Written under the nom de plume, M.L. Gneier
Please understand that I have always liked Suzann Pettersen. She's been a special favorite if mine ever since she dropped the F-Bomb while being interviewed during the Solheim Cup a few years back. The slip showed humanity and passion all at once, and I like that in a professional golfer.
So, I found myself quietly rooting for Pettersen as she seemed destined for major championship glory at this weekend's Kraft Nabisco Championship (or, The Dinah, to those who really know LPGA golf and care about its founders). The problem was that Morgan Pressel would just not go away and Petterson's driver just would not stay in the fairway.
I pray for meltdowns in golf the way a NASCAR fan prays (consciously or unconsciously) for the tortured sheet metal of multi-car pileups. While golf is in some ways the very worst spectator sport, in other ways it is far and away the best. With the right players and the right course the drama and human angst can approach the level of Greek tragedy. A mere TV viewer can be witness to the kind of emotional and physical collapse that we all hope we'll never have to endure ourselves.
Pettersen's collapse started with her driver, spread to her putter and finally even to her short irons and wedges. She's a stoic, simmering player by nature. She is from Norway, after all, so at first not a lot of her trials could be seen on her face. Panic never appeared to set in, but a lot of despair was evident as the situation grew more dire. When her drive went left on 18, which eliminated going for the par 5 in 2, she looked a bit like a person who has just been in a fender bender, shocked but not injured.
But, when her wedge 3rd left her a 25 footer for birdie to tie, Pettersen looked shaken. After leaving the downhiller short, her self-immolation was complete.
The proceedings were depressing enough that my friend would not watch the replays of Pettersen's downfall. That reaction got me wondering why I like to watch meltdowns so much? The answer came to me after a while: I like to watch really good players get knocked down to see if they can get up again. Most do while some appear to recover but never make it all the way back. Phil Mickelson's US meltdown was brief, just one hole, but his full recovery is far from assured. Mark Calcavecchia maintains that his game never really recovered after his epoch defeat at the Kiawah Island War by the Shore, also known as the 1991 Ryder Cup (Matches the United States won, even after Calcavecchia’s loss). Now, bear in mind that since 1991 Calcavecchia has won more than 10 PGA tour events yet the wound has never healed, at least to him. It makes you wonder what his career would look like had he won his match? Did the crushing loss really hurt his game or is it possible that in some strange way the defeat added some wins to a fine résumé? No one will ever know for sure.

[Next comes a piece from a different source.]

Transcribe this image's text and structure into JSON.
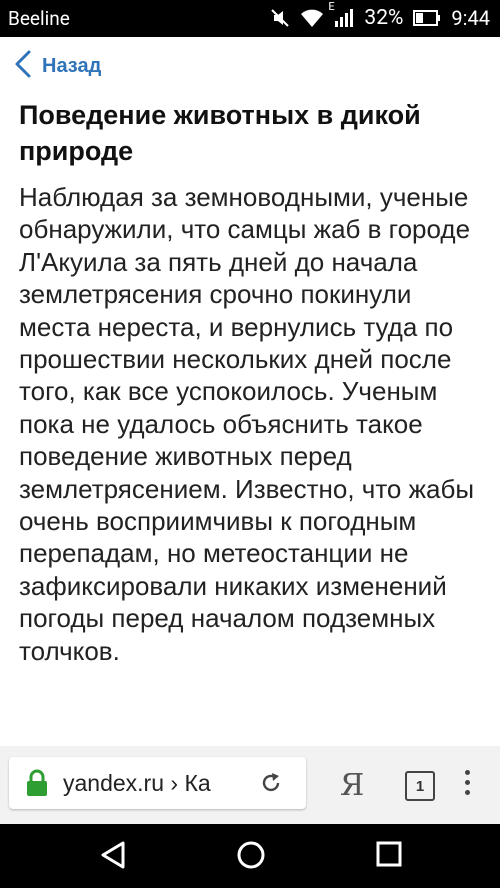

Perhaps this is one of the things that keeps Tiger Woods from being a player who long time lovers of the game can warm up to. He's never really had to exorcise any demons. Ben Hogan ducked hook his way out of the game before he learned to tame it into his legendary controlled fade. Bobby Jones suffered the self-induced ignominy of walking off the course, during the British Open off all things, when his un-contained temper caused his game to temporarily vanish. That's why the cheers for Phil Mickelson will always be warmer than those for Woods. We can sense Mickelson's weaknesses as readily as we can see his brilliance.
One of the wonderful things about golf, for both hacks and pros, is the sense of newness that comes from each first tee. If we could all free ourselves from our memories of past failings and see each new round, and each new shot as truly new we'd all be better players.
Suzann Pettersen will have a hard time forgetting the way she played on the back nine last Sunday. She will think about what went wrong and she will wonder how she'll play the next time both glory and humiliation are knocking on the door. But, the point is that she will play again. A 25 year old player with her game will find a way to look ahead and imagine more good shots than bad ones. In golf, the trick is to play without fear of failure or success.